# Activity
Search the listing for the word "requires" and say how many lines have it, nothing besides.

# Data extract
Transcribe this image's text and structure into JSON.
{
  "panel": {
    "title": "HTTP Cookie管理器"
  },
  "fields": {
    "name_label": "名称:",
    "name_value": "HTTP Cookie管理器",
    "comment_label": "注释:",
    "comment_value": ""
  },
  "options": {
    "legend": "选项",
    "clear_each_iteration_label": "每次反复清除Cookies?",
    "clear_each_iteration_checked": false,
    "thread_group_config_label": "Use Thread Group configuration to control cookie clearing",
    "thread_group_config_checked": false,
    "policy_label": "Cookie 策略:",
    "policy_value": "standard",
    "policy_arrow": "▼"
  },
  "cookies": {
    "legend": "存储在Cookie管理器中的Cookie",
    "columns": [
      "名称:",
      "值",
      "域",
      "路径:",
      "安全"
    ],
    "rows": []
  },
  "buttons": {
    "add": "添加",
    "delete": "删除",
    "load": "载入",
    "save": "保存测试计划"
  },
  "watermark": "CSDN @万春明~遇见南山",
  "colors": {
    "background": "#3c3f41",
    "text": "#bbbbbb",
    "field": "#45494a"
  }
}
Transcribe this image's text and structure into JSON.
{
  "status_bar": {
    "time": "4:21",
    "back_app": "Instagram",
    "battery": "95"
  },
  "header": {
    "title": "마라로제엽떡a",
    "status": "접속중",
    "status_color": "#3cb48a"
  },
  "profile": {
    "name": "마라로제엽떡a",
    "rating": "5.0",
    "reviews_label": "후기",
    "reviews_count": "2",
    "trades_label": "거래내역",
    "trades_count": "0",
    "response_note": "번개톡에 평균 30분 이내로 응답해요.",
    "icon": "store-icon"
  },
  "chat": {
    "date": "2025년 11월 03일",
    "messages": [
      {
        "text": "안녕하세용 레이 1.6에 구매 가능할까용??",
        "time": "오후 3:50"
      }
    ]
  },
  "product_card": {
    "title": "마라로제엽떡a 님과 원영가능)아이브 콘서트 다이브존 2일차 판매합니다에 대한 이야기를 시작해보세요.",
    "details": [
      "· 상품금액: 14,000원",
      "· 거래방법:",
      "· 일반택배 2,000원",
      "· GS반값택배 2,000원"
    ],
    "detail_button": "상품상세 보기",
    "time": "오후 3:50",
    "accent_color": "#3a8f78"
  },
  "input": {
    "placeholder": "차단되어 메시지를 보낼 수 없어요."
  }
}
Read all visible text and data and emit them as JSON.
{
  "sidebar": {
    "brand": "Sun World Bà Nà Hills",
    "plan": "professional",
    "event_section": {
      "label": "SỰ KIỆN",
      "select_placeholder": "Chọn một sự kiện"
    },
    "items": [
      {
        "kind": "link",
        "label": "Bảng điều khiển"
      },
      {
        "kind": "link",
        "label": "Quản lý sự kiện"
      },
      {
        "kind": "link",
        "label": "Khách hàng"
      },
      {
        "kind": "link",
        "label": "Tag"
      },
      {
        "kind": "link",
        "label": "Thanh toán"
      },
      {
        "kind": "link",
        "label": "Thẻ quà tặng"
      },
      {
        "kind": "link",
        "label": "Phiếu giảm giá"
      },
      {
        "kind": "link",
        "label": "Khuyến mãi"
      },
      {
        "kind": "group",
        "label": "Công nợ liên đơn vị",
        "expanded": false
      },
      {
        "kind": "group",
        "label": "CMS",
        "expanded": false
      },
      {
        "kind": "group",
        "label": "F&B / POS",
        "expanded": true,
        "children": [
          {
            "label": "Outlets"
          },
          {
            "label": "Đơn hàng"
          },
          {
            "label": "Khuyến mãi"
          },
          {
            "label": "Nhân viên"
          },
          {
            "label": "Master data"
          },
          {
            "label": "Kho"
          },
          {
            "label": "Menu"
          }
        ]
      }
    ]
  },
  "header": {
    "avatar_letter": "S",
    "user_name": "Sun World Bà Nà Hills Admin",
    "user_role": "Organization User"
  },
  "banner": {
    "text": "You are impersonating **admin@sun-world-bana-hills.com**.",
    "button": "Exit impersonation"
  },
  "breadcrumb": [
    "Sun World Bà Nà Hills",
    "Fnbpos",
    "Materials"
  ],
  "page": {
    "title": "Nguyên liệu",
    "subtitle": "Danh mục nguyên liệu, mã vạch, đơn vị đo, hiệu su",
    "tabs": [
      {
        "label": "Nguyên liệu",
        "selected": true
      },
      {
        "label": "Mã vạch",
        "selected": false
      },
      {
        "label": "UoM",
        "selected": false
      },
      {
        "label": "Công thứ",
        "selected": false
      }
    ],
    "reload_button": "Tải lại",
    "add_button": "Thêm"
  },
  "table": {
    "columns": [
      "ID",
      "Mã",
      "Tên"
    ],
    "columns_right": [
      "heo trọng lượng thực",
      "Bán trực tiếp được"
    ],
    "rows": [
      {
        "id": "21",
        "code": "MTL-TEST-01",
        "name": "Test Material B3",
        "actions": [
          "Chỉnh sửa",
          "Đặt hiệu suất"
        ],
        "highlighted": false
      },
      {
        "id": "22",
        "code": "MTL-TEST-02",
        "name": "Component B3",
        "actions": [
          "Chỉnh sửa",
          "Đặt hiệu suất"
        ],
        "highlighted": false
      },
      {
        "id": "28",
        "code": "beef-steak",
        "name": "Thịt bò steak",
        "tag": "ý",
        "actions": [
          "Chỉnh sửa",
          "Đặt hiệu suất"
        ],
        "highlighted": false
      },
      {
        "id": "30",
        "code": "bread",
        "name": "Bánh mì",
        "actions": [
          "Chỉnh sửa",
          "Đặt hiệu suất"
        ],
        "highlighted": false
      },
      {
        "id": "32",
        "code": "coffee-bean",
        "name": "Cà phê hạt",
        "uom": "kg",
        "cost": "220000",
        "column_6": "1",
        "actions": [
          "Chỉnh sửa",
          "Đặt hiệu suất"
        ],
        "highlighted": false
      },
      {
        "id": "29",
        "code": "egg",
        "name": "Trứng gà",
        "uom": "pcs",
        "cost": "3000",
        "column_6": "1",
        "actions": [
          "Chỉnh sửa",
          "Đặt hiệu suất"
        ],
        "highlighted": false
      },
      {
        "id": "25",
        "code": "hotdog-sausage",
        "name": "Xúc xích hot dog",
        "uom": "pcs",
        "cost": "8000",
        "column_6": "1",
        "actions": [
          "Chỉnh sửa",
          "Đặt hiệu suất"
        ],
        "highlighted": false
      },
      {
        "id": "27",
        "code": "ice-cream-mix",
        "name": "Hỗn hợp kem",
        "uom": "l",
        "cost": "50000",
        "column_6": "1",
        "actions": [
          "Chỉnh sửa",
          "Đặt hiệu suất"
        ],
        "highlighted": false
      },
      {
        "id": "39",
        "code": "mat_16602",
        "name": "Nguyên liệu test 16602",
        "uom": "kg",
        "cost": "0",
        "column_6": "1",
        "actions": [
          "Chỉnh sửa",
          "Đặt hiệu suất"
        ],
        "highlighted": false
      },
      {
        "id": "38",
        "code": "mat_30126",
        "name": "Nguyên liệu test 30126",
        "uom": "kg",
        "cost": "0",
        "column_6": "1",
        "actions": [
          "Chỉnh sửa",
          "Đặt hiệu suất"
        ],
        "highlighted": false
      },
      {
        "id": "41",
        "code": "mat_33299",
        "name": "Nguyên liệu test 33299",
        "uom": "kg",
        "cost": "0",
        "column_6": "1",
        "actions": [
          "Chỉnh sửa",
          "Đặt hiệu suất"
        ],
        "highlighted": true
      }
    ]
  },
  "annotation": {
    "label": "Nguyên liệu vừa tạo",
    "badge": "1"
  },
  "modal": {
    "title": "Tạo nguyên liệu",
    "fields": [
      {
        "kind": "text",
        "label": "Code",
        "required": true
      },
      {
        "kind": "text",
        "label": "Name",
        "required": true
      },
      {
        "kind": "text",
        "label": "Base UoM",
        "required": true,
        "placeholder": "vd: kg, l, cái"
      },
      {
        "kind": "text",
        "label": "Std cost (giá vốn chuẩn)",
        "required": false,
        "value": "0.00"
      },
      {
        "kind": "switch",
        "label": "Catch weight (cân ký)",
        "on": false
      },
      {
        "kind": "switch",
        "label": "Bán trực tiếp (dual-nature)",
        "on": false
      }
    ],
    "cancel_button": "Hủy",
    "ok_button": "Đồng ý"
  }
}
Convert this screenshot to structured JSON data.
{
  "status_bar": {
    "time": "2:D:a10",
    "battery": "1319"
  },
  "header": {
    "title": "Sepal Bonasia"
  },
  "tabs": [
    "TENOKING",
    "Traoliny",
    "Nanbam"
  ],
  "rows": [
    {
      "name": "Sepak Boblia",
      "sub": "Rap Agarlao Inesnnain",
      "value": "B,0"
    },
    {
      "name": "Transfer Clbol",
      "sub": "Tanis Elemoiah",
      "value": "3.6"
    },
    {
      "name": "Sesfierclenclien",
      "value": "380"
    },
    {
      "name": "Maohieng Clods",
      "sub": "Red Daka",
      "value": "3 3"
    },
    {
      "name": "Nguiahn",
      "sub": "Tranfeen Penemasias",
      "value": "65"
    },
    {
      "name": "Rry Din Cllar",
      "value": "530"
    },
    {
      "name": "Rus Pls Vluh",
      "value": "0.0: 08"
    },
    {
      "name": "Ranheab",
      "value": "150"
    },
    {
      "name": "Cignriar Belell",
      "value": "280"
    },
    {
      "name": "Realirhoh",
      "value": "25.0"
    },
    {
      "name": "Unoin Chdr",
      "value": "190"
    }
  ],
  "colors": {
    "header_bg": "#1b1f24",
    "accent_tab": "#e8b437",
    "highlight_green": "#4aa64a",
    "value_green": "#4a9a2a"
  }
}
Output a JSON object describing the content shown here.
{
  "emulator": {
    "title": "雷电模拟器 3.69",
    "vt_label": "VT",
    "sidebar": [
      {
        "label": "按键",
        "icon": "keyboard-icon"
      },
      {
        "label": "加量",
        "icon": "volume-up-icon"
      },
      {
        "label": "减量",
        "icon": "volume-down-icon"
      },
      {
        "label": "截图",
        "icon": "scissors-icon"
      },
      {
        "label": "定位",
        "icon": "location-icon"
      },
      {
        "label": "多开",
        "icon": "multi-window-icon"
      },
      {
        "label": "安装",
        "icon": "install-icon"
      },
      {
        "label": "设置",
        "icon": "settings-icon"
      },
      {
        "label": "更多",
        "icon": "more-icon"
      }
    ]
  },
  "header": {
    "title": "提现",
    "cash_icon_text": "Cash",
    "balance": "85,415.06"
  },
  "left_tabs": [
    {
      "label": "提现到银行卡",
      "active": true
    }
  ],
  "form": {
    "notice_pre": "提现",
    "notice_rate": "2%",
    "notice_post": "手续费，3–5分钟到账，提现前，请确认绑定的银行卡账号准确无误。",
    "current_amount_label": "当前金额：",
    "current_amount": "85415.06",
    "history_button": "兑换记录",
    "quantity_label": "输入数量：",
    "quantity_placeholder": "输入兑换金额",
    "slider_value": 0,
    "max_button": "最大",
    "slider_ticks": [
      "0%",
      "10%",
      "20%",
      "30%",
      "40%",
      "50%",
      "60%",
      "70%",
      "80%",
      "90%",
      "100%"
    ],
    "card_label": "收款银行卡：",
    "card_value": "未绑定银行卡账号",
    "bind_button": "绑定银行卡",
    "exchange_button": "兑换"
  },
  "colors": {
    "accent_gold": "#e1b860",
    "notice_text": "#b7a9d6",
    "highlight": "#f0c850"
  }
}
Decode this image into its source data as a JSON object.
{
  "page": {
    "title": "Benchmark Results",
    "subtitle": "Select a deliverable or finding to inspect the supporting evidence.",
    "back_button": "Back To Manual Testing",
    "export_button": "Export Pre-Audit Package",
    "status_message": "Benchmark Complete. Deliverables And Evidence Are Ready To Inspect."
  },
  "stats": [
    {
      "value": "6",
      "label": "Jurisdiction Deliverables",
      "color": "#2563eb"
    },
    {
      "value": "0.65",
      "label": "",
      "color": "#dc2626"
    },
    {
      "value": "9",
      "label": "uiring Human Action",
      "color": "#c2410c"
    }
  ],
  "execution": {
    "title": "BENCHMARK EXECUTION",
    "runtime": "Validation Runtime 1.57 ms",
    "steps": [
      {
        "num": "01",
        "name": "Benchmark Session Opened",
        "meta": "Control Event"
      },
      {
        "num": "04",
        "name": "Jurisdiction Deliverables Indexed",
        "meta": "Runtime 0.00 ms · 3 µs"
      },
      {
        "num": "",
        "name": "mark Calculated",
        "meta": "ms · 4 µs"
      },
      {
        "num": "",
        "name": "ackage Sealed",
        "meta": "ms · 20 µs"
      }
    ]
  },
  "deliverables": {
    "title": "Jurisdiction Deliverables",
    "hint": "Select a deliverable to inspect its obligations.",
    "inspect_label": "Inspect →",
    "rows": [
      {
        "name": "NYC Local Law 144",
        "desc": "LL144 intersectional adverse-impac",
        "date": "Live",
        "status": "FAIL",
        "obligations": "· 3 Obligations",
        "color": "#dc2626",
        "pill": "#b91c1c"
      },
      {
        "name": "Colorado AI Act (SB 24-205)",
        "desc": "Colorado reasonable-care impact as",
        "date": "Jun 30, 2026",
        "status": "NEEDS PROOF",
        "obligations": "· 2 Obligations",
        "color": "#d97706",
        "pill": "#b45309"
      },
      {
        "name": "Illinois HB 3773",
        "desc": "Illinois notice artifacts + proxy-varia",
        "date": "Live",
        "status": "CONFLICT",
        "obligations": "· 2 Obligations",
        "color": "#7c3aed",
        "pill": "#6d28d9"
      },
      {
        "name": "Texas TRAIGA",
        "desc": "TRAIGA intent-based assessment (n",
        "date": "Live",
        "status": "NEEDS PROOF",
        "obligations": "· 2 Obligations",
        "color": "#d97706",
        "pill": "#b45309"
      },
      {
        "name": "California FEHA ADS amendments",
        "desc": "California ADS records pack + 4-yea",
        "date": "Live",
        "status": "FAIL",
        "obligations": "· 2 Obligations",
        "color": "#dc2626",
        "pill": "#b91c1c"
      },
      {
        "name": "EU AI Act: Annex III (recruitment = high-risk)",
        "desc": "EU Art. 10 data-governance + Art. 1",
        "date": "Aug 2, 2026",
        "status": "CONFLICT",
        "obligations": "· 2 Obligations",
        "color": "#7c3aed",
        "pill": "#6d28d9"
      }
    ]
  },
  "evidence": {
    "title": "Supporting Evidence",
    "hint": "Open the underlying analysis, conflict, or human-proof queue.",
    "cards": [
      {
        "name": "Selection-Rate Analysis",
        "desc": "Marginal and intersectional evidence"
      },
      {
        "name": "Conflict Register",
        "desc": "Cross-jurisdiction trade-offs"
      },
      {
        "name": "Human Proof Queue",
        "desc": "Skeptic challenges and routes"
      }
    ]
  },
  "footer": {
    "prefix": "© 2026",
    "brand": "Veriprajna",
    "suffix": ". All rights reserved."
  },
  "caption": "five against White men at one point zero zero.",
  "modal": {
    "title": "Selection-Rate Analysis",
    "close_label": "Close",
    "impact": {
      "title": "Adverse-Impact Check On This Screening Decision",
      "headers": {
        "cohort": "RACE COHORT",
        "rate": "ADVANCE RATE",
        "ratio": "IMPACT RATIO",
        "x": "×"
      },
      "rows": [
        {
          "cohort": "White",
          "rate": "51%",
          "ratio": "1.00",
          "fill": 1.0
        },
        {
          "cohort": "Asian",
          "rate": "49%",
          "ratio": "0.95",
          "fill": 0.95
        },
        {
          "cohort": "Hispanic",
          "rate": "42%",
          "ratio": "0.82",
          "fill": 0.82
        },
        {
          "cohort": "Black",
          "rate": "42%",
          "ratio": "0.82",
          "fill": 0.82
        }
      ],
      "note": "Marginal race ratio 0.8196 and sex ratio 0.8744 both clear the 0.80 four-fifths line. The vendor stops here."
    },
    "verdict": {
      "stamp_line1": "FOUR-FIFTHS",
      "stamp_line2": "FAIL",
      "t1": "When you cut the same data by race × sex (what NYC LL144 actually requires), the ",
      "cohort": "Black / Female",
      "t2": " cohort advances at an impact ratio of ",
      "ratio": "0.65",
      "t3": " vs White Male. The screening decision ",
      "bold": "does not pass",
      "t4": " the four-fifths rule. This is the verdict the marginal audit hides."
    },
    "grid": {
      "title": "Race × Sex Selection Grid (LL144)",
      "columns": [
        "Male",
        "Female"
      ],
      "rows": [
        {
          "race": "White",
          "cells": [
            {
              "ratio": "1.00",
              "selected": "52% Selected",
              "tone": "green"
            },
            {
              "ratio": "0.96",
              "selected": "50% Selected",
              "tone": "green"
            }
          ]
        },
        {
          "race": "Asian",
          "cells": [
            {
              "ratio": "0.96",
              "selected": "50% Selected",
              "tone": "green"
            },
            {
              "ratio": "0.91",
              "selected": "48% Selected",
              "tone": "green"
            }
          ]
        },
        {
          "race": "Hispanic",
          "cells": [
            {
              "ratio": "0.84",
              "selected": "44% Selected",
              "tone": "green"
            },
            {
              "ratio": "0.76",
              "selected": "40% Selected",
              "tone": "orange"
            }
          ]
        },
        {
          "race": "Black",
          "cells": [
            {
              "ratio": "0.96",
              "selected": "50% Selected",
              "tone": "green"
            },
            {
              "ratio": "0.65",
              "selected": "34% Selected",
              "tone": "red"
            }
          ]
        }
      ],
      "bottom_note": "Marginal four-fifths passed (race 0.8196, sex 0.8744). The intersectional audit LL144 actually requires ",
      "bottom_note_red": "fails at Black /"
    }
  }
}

# Solved problem
2